PROBLEM TO WORK ON
Copy out every line in the entries below that includes "DatabaseName".

DATA TO PROCESS
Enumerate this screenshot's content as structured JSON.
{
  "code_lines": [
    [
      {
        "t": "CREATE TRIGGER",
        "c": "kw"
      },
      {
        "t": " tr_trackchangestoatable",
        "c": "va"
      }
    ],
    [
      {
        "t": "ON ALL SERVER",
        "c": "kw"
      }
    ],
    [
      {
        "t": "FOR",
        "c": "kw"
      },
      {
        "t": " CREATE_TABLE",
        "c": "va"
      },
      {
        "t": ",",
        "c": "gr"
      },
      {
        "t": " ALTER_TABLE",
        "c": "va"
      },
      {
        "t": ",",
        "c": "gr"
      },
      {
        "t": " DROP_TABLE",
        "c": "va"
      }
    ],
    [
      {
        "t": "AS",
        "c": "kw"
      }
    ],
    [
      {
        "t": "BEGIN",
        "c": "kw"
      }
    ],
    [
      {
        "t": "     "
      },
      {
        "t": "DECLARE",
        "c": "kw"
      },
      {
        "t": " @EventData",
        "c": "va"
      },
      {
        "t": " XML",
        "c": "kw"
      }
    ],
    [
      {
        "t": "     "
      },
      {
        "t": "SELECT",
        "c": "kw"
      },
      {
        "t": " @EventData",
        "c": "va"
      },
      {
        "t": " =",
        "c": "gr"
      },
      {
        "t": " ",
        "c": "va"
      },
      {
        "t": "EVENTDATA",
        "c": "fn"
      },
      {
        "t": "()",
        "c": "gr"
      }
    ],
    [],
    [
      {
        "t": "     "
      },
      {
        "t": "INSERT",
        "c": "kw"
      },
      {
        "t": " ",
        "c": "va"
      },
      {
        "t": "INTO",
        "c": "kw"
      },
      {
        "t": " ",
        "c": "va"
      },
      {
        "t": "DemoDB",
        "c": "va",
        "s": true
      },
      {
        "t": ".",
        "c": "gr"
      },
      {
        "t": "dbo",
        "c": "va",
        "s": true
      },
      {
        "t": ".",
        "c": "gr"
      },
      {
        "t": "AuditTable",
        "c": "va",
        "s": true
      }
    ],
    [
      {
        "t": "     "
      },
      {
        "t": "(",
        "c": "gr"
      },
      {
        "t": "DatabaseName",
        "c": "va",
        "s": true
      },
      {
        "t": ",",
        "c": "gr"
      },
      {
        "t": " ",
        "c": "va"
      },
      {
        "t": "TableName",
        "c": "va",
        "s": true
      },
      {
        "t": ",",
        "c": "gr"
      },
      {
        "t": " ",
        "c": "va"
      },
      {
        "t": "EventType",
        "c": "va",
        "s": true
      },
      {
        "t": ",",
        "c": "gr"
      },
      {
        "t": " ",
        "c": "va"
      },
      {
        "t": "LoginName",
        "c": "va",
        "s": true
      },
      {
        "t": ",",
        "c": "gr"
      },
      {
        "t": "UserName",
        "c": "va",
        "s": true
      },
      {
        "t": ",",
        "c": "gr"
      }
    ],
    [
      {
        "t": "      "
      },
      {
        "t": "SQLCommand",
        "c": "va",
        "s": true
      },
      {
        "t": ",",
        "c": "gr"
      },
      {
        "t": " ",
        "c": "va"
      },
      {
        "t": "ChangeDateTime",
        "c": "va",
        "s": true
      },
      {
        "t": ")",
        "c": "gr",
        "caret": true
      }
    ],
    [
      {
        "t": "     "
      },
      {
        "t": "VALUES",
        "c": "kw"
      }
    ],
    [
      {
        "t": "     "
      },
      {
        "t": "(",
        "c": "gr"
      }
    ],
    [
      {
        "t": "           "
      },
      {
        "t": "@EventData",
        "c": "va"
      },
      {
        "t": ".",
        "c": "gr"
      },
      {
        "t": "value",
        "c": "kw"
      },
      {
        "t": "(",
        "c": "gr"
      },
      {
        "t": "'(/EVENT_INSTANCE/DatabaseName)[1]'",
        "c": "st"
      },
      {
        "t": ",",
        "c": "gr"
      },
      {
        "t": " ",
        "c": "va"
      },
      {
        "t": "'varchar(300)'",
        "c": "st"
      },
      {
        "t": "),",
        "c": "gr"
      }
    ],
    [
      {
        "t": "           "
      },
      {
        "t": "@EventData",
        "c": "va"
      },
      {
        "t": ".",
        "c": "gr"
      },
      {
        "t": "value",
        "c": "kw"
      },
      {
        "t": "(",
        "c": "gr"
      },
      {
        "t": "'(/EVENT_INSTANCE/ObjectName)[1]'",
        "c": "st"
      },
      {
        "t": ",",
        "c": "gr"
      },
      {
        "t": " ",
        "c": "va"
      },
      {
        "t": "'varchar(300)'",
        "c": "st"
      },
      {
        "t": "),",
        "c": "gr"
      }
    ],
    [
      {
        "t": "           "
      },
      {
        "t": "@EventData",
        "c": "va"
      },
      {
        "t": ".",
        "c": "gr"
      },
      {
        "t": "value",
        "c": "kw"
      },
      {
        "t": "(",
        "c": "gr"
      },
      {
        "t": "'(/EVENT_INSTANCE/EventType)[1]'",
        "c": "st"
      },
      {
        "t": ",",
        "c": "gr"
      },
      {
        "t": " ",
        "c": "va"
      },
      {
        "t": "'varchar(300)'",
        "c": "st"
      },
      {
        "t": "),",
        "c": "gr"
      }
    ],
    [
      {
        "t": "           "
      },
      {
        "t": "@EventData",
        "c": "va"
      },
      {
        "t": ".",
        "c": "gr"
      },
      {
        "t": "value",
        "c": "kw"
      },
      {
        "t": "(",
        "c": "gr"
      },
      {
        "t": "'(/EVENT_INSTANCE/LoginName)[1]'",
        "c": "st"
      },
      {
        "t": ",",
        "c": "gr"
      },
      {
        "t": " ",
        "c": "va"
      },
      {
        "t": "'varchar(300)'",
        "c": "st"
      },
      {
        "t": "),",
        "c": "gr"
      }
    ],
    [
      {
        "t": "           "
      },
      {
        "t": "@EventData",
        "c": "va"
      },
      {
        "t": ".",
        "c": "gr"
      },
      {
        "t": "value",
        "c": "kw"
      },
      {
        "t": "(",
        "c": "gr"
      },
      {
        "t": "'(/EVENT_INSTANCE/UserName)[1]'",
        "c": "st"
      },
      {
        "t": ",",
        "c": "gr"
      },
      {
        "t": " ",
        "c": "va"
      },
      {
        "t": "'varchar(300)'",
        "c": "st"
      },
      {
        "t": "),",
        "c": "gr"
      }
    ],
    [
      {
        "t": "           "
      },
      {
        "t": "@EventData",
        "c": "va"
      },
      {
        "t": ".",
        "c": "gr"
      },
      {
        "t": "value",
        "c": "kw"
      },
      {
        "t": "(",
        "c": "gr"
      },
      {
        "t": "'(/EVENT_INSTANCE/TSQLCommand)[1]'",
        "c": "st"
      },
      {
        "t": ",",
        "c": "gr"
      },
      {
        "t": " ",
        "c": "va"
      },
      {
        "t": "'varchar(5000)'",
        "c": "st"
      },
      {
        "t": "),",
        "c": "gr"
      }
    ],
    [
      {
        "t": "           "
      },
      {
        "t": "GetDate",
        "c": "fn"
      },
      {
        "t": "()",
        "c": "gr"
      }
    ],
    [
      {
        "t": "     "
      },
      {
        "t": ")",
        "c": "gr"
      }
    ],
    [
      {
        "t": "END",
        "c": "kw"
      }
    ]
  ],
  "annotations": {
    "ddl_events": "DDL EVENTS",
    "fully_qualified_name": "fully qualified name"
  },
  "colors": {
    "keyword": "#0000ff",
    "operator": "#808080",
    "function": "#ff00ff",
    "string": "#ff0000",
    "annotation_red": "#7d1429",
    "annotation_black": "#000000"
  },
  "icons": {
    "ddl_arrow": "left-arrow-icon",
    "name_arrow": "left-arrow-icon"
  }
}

TASK SOLUTION
        "t": "DatabaseName",
        "t": "'(/EVENT_INSTANCE/DatabaseName)[1]'",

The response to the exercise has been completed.